### [Extracted records]
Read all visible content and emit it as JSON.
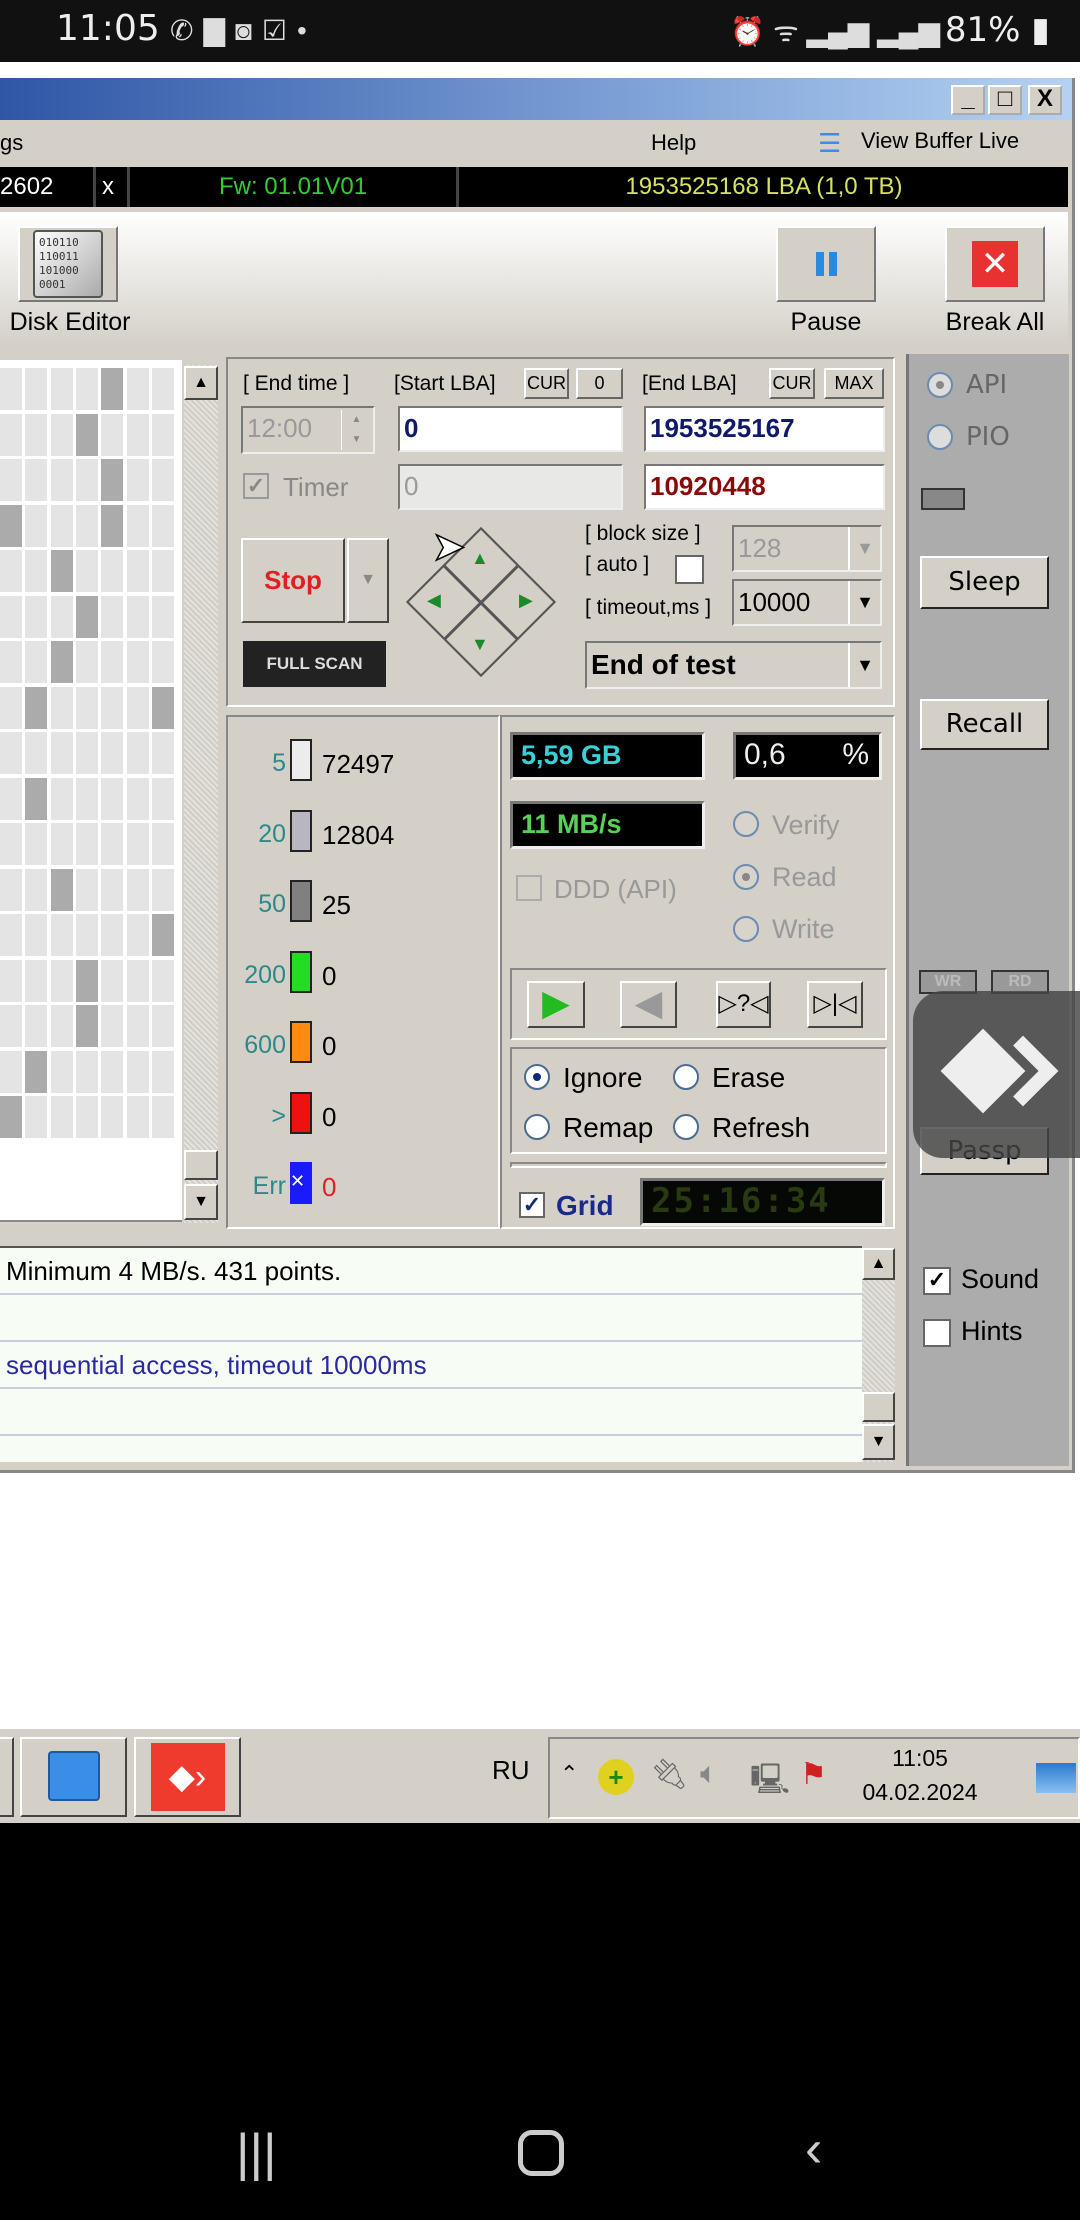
{
  "status_bar": {
    "time": "11:05",
    "battery": "81%",
    "icons": [
      "viber-icon",
      "folder-icon",
      "clock-app-icon",
      "checklist-icon",
      "key-icon"
    ],
    "right_icons": [
      "alarm-icon",
      "wifi-icon",
      "signal-icon",
      "signal-icon",
      "battery-icon"
    ]
  },
  "window": {
    "controls": {
      "minimize": "_",
      "maximize": "□",
      "close": "X"
    },
    "menu": {
      "partial_item": "gs",
      "help": "Help",
      "view_buffer": "View Buffer Live"
    },
    "info": {
      "serial_tail": "2602",
      "close_x": "x",
      "firmware": "Fw: 01.01V01",
      "capacity": "1953525168 LBA (1,0 TB)"
    },
    "toolbar": {
      "disk_editor": "Disk Editor",
      "pause": "Pause",
      "break_all": "Break All",
      "disk_editor_icon_text": [
        "010110",
        "110011",
        "101000",
        "0001"
      ]
    }
  },
  "scan_map": [
    "0000100",
    "0001000",
    "0000100",
    "1000100",
    "0010000",
    "0001000",
    "0010000",
    "0100001",
    "0000000",
    "0100000",
    "0000000",
    "0010000",
    "0000001",
    "0001000",
    "0001000",
    "0100000",
    "1000000"
  ],
  "controls": {
    "end_time_label": "[ End time ]",
    "start_lba_label": "[Start LBA]",
    "cur_label": "CUR",
    "zero_label": "0",
    "end_lba_label": "[End LBA]",
    "max_label": "MAX",
    "end_time_value": "12:00",
    "start_lba_value": "0",
    "end_lba_value": "1953525167",
    "timer_label": "Timer",
    "timer_checked": true,
    "timer_field_value": "0",
    "current_lba_value": "10920448",
    "stop_label": "Stop",
    "full_scan_label": "FULL SCAN",
    "block_size_label": "[ block size ]",
    "auto_label": "[ auto ]",
    "block_size_value": "128",
    "timeout_label": "[ timeout,ms ]",
    "timeout_value": "10000",
    "end_action_value": "End of test"
  },
  "legend": [
    {
      "label": "5",
      "count": "72497",
      "color": "#ececec"
    },
    {
      "label": "20",
      "count": "12804",
      "color": "#b8b6c0"
    },
    {
      "label": "50",
      "count": "25",
      "color": "#808080"
    },
    {
      "label": "200",
      "count": "0",
      "color": "#22dd22"
    },
    {
      "label": "600",
      "count": "0",
      "color": "#ff8a10"
    },
    {
      "label": ">",
      "count": "0",
      "color": "#ee1111"
    },
    {
      "label": "Err",
      "count": "0",
      "color": "#1a1aff"
    }
  ],
  "stats": {
    "scanned": "5,59 GB",
    "percent": "0,6",
    "percent_sign": "%",
    "speed": "11 MB/s",
    "ddd_label": "DDD (API)",
    "elapsed": "25:16:34",
    "grid_label": "Grid",
    "grid_checked": true
  },
  "mode": {
    "verify": "Verify",
    "read": "Read",
    "write": "Write",
    "selected": "Read"
  },
  "playback": {
    "play": "play-forward-icon",
    "reverse": "play-reverse-icon",
    "butterfly_q": "▷?◁",
    "butterfly": "▷|◁"
  },
  "repair": {
    "ignore": "Ignore",
    "erase": "Erase",
    "remap": "Remap",
    "refresh": "Refresh",
    "selected": "Ignore"
  },
  "sidebar": {
    "api": "API",
    "pio": "PIO",
    "selected": "API",
    "sleep": "Sleep",
    "recall": "Recall",
    "wr": "WR",
    "rd": "RD",
    "passp": "Passp",
    "sound": "Sound",
    "sound_checked": true,
    "hints": "Hints",
    "hints_checked": false
  },
  "log": {
    "rows": [
      "Minimum 4 MB/s. 431 points.",
      "",
      "sequential access, timeout 10000ms",
      "",
      ""
    ]
  },
  "taskbar": {
    "lang": "RU",
    "clock_time": "11:05",
    "clock_date": "04.02.2024"
  },
  "colors": {
    "window_bg": "#d4d0c8",
    "sidebar_bg": "#acacac",
    "firmware": "#33cc33",
    "capacity": "#d8e060",
    "end_lba": "#101a6a",
    "current_lba": "#8a0a0a",
    "stop": "#e02020",
    "anydesk": "#ef3b2d"
  }
}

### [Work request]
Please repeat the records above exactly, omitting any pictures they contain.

### [Answer box]
Read all visible content and emit it as JSON.
{
  "status_bar": {
    "time": "11:05",
    "battery": "81%",
    "icons": [
      "viber-icon",
      "folder-icon",
      "clock-app-icon",
      "checklist-icon",
      "key-icon"
    ],
    "right_icons": [
      "alarm-icon",
      "wifi-icon",
      "signal-icon",
      "signal-icon",
      "battery-icon"
    ]
  },
  "window": {
    "controls": {
      "minimize": "_",
      "maximize": "□",
      "close": "X"
    },
    "menu": {
      "partial_item": "gs",
      "help": "Help",
      "view_buffer": "View Buffer Live"
    },
    "info": {
      "serial_tail": "2602",
      "close_x": "x",
      "firmware": "Fw: 01.01V01",
      "capacity": "1953525168 LBA (1,0 TB)"
    },
    "toolbar": {
      "disk_editor": "Disk Editor",
      "pause": "Pause",
      "break_all": "Break All",
      "disk_editor_icon_text": [
        "010110",
        "110011",
        "101000",
        "0001"
      ]
    }
  },
  "scan_map": [
    "0000100",
    "0001000",
    "0000100",
    "1000100",
    "0010000",
    "0001000",
    "0010000",
    "0100001",
    "0000000",
    "0100000",
    "0000000",
    "0010000",
    "0000001",
    "0001000",
    "0001000",
    "0100000",
    "1000000"
  ],
  "controls": {
    "end_time_label": "[ End time ]",
    "start_lba_label": "[Start LBA]",
    "cur_label": "CUR",
    "zero_label": "0",
    "end_lba_label": "[End LBA]",
    "max_label": "MAX",
    "end_time_value": "12:00",
    "start_lba_value": "0",
    "end_lba_value": "1953525167",
    "timer_label": "Timer",
    "timer_checked": true,
    "timer_field_value": "0",
    "current_lba_value": "10920448",
    "stop_label": "Stop",
    "full_scan_label": "FULL SCAN",
    "block_size_label": "[ block size ]",
    "auto_label": "[ auto ]",
    "block_size_value": "128",
    "timeout_label": "[ timeout,ms ]",
    "timeout_value": "10000",
    "end_action_value": "End of test"
  },
  "legend": [
    {
      "label": "5",
      "count": "72497",
      "color": "#ececec"
    },
    {
      "label": "20",
      "count": "12804",
      "color": "#b8b6c0"
    },
    {
      "label": "50",
      "count": "25",
      "color": "#808080"
    },
    {
      "label": "200",
      "count": "0",
      "color": "#22dd22"
    },
    {
      "label": "600",
      "count": "0",
      "color": "#ff8a10"
    },
    {
      "label": ">",
      "count": "0",
      "color": "#ee1111"
    },
    {
      "label": "Err",
      "count": "0",
      "color": "#1a1aff"
    }
  ],
  "stats": {
    "scanned": "5,59 GB",
    "percent": "0,6",
    "percent_sign": "%",
    "speed": "11 MB/s",
    "ddd_label": "DDD (API)",
    "elapsed": "25:16:34",
    "grid_label": "Grid",
    "grid_checked": true
  },
  "mode": {
    "verify": "Verify",
    "read": "Read",
    "write": "Write",
    "selected": "Read"
  },
  "playback": {
    "play": "play-forward-icon",
    "reverse": "play-reverse-icon",
    "butterfly_q": "▷?◁",
    "butterfly": "▷|◁"
  },
  "repair": {
    "ignore": "Ignore",
    "erase": "Erase",
    "remap": "Remap",
    "refresh": "Refresh",
    "selected": "Ignore"
  },
  "sidebar": {
    "api": "API",
    "pio": "PIO",
    "selected": "API",
    "sleep": "Sleep",
    "recall": "Recall",
    "wr": "WR",
    "rd": "RD",
    "passp": "Passp",
    "sound": "Sound",
    "sound_checked": true,
    "hints": "Hints",
    "hints_checked": false
  },
  "log": {
    "rows": [
      "Minimum 4 MB/s. 431 points.",
      "",
      "sequential access, timeout 10000ms",
      "",
      ""
    ]
  },
  "taskbar": {
    "lang": "RU",
    "clock_time": "11:05",
    "clock_date": "04.02.2024"
  },
  "colors": {
    "window_bg": "#d4d0c8",
    "sidebar_bg": "#acacac",
    "firmware": "#33cc33",
    "capacity": "#d8e060",
    "end_lba": "#101a6a",
    "current_lba": "#8a0a0a",
    "stop": "#e02020",
    "anydesk": "#ef3b2d"
  }
}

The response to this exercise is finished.